PESHAWAR — Journalists covering the United States–led “war-on-terror” in Pakistan’s turbulent Northwest are not sure who wants them out of the way more — the Taliban or the Pakistan army.
So, when Hazrat Khan Mohmand, who works with the AVT Khyber TV Channel, was brutally beaten up by masked men on Aug. 22 near the Peshawar High Court, neither he nor his supporters knew where or whom to turn to.
“Two people riding a motorcycle intercepted our car and hit me with bricks without uttering a single word,” Khan, now recuperating at home after several days of hospitalization, told IPS.
Both the government as well as the Taliban quickly condemned the attack on Khan and vowed to bring his attackers to justice.
The record, however, is that no one has been held responsible for the 16 journalists killed in Pakistan since 2005, leading to charges by peace activists that a culture of impunity pervades the country.
Reporters covering the provinces of Khyber Pakhtunkwa and Balochistan and the Federally Administered Tribal Areas (FATA) are particularly vulnerable and consider it pointless to approach the police — since they appear to be part of the problem rather than the solution.
On Aug. 19, the crew of another private TV channel, Samaa, was stopped by police at a mosque in Peshawar, the scene of a suicide bombing, and beaten up severely.
In a more blatant case of police highhandedness, on Aug. 6, the office of Mashriq, a local Urdu-language daily, was vandalized. On this occasion, however, the government suspended three police officers and ordered an inquiry.
“We are a democratic people and hold journalists in high esteem because they are the eyes and ears of society, and pointing out the wrongdoings of the government is part of their duty,” Mian Iftikhar Hussain, information minister of Khyber Pakhtunkwa, told IPS.
Curiously, Hussain blamed the outlawed Tehreek-e-Taliban Pakistan (TTP) for the attack on the Mashriq office. He vowed to have the policemen sacked should the charges against them be proved.
As if on cue the TTP spokesman, Ihsanullah Ihsan, also condemned the attack, saying that it would launch its own investigation and punish the perpetrators.
“We are caught between the Taliban and the army. There is an urgent need to provide safety to journalists,” said Arshad Aziz Malik of the Khyber Union of Journalists at a meeting called to denounce the savaging of Mohmand.
Shamsul Islam Naz, a former secretary of the Pakistan Federal Union of Journalists, told IPS: “The Taliban want the journalists to run news in a way that suits them while the army is forcing them to make reports that favor the forces.”

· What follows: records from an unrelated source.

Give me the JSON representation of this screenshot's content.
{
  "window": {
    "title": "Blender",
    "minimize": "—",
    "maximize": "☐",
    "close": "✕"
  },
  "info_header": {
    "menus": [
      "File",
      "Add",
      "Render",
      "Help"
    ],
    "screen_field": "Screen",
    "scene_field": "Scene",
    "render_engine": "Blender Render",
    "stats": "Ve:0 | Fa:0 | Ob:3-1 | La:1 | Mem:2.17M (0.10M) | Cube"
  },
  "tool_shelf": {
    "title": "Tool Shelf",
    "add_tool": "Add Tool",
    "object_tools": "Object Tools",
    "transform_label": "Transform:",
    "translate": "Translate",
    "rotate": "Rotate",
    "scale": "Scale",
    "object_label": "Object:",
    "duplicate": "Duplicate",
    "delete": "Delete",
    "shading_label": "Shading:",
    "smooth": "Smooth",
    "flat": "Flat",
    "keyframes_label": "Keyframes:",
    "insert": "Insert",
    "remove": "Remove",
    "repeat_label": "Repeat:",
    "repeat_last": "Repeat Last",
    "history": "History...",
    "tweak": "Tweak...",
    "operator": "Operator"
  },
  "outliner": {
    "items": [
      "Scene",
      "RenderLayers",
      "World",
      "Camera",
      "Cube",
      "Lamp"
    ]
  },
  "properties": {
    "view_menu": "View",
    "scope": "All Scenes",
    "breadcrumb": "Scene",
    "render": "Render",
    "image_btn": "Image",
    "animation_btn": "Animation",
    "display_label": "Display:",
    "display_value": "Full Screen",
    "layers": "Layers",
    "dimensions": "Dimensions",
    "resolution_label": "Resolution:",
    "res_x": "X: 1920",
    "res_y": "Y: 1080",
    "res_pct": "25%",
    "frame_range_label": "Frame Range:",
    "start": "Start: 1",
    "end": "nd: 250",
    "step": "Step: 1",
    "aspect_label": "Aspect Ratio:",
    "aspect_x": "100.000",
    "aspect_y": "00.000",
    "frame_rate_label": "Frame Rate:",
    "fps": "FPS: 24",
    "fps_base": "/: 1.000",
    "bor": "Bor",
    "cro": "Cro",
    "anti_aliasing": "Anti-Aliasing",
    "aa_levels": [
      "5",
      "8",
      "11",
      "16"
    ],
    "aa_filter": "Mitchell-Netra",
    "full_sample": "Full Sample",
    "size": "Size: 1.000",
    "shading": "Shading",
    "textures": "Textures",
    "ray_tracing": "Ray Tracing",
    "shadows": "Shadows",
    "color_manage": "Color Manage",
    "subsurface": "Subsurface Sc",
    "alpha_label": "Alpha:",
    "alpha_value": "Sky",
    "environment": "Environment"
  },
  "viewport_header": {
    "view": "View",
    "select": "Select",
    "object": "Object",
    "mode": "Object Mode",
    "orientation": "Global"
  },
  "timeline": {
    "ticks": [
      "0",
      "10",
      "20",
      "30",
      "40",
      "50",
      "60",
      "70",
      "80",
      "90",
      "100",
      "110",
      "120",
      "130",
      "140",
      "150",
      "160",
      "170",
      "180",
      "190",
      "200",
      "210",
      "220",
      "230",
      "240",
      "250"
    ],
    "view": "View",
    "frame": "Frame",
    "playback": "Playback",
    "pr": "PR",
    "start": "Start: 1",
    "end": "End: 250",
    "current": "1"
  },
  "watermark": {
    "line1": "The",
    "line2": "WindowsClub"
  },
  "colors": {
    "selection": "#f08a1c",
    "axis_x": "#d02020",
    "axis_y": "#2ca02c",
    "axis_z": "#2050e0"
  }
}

“Both the army and the Taliban are behind the attacks and killings of journalists. Both want journalists to either stop reporting, or write in their favor,” says Zuhra Yusuf, chairperson of the independent Human Rights Commission of Pakistan (HRCP).
Speaking with IPS over telephone from Lahore, Yusuf said investigations carried out by the HRCP indicated different patterns of attacks in the provinces and areas that border Afghanistan.
“In Balochistan, the state agencies are involved in assassination and abduction of reporters as part of attempts to cover up oppressive tactics against the people,” she said.
“In Swat [a district of Khyber Pakhtunkwa that was subjected to a Pakistani army operation against the Taliban in 2009] the militants are responsible for killing and kidnapping of journalists because they don’t want reports of their atrocities to appear in the media,” she said.
“Since 2009 we have sent two fact-finding missions to Swat and both squarely blamed the Taliban for attacks on journalists,” Yusuf added.
Pakistan’s Interior Minister Rehman Malik has promised bulletproof vests to journalists and said the government is even looking at a plan to provide bulletproof vehicles for the crews of private TV channels.
“We also need to provide training to journalists so they can take care of themselves while covering violence-prone zones,” he told IPS.
Senior editor with Geo TV Hamid Mir says he would go with the idea that journalists should look after themselves. “We have to take our own safety measures, and we can start by creating unity among ourselves.”
Mir said, however, that the last few years have been particularly hard for journalists in the northwest because the government — for all the talk of bulletproof vests and armored vehicles — appeared to be “looking the other way.”
“There is an urgent need for a reaction from the Pakistani authorities,” Reporters Sans Frontieres (RSF), the international body that advocates press freedom, said in a statement following the attack on Mohmand.
“If security measures are not adopted quickly, coverage of the province of Khyber Pakhtunkwa and the neighboring FATA will become impossible for local journalists, who are caught in the crossfire,” the statement said.
In its Press Freedom Index for 2010, RSF ranked Pakistan 151st out of 178 countries and named Pakistan as one of “10 countries where it is not good to be a journalist.”